  • Persons with a medical condition, mental health condition, or disability that prevents wearing a mask. This includes persons with a medical condition for whom wearing a mask could obstruct breathing or who are unconscious, incapacitated, or otherwise unable to remove a mask without assistance.

  • Persons who are hearing impaired, or communicating with a person who is hearing impaired, where the ability to see the mouth is essential for communication.

  • Persons for whom wearing a mask would create a risk to the person related to their work, as determined by local, state, or federal regulators or workplace safety guidelines.

Mask Types

Here are examples of the various types of masks that are being used to protect public health.  See also CDC Mask Guidance.

N-95 Respirators

About N-95 Respirators

Protect the wearer from breathing in airborne particles like viruses, bacteria, dust, wildfire smoke, and other particulate matter.

Employees with occupational exposures are required to wear these including healthcare workers and lab researchers. Because these masks make it harder to breathe, medical clearance is required for mandatory use, and a fit test is performed to ensure the respirator makes a good seal with the face.
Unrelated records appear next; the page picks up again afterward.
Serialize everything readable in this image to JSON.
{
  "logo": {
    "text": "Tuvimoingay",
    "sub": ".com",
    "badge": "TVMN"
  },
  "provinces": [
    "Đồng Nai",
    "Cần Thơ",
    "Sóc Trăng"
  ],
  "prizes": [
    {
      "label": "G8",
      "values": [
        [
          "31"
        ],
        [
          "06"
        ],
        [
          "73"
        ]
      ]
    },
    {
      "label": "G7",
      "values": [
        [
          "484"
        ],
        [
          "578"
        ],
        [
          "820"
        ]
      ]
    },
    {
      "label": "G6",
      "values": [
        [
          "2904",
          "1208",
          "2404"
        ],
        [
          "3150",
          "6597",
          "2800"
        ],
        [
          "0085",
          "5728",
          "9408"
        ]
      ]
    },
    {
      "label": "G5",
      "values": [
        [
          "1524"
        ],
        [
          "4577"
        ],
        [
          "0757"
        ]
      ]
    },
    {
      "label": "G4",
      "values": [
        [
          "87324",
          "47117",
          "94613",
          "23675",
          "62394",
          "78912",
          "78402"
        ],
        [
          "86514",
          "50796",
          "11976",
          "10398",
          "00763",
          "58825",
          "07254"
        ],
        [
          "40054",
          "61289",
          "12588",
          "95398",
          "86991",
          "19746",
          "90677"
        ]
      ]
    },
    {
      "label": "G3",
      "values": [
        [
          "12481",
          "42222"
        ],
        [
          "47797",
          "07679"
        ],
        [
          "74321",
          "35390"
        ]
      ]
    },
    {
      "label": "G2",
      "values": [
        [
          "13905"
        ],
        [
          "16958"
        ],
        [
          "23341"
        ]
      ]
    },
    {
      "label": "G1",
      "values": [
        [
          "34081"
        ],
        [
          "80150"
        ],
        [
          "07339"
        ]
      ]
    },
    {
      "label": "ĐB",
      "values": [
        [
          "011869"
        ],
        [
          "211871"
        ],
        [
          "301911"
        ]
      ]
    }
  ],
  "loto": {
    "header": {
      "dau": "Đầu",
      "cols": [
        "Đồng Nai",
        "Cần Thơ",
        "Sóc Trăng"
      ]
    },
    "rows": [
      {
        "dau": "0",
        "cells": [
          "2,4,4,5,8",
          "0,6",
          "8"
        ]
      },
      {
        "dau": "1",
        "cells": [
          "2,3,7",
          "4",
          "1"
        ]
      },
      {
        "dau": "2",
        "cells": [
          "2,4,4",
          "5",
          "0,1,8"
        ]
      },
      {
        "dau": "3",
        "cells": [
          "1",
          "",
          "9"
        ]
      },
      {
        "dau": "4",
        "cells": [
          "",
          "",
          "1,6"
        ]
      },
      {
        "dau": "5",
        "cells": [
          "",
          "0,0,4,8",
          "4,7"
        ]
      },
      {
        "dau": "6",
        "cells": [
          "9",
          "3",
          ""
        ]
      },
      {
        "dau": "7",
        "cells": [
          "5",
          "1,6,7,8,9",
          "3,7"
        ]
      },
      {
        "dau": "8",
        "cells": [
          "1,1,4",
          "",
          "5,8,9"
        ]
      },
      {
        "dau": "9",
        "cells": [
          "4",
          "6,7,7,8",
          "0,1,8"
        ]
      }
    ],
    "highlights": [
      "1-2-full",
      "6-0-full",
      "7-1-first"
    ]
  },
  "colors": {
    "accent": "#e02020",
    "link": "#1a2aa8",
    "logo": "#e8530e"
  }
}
Facial hair must not interfere with the seal of the mask.

Voluntary use of N95s allows use without medical clearance and fit testing.  N95s are disposable and not intended for reuse in most cases.

Please do not buy or stock up on N-95s or surgical masks.

Please do not buy or stock up on surgical masks or N-95s. Preserve the limited supply of medical-grade masks such as an N-95 for health care workers or first-responders, who cannot use physical distance to protect themselves, especially from people at their most symptomatic, infectious period.  The City of Berkeley is collecting PPE donations through their website. All these donations will be vetted/ distributed to healthcare facilities, EMS partners, and Skilled Nursing Facilities/Long-term Care Facilities depending on need.

Cloth Masks

About Cloth Masks

These masks are sewn from cotton fabrics and constructed to look like a surgical mask, sometimes with a pleated panel. They function like a surgical mask, so long as the fabric weave is thick enough to prevent droplet penetration when coughing and sneezing.  Cloth masks should be washed before reuse.

A cloth face covering is a material that covers the nose and mouth. It can be secured to the head with ties or straps or simply wrapped around the lower face. It can be made of a variety of materials, such as cotton, silk, or linen. A cloth face covering may be factory-made or sewn by hand or can be improvised from household items such as scarfs, T-shirts, sweatshirts, or towels. Make sure the covering is comfortable – you don’t want to have to keep adjusting the mask, which means touching your face.  Always wash your hands, or use hand sanitizer, before and after touching your face or face coverings.

How to Properly Wear and Care for Your Cloth Face Covering

From UC Berkeley EH&S: Video - How to Properly Wear and Care for Your Cloth Face Covering

Dust Masks

About Dust Masks

These look like N95 respirators but they may not have the proper certifications that N95s have (e.g. NIOSH certification). 

Dust masks are okay for voluntary use. They are typically sold in hardware stores for people who need protection from sawdust and other construction work.  Dust masks are disposable.

Neoprene Masks

About Neoprene Masks

These masks are typically designed for sports use where wind and thermal protection is desired.  Because the material is thick, it can prevent the spread of droplets from the mouth and nose, depending on mask design.  Neoprene fabrics are washable and reusable. Masks should be washed before reuse.

KN95 Masks

About KN95 Masks

Equivalent to N95 respirators, but are not cleared by the FDA and typically used in China.  With worldwide supply shortages of N95s in America, more KN95 masks are starting to appear in this country.

Surgical Masks

About Surgical Masks

These masks are not considered respirators; they do not filter out particles to the extent that N95 and KN95 masks do. Surgical masks contain droplets and spittle from the mouth and nose of the wearer.  Because they do not make a tight seal with the face, particles can enter around the edges of the mask. Surgical masks are disposable and not designed for reuse in most cases.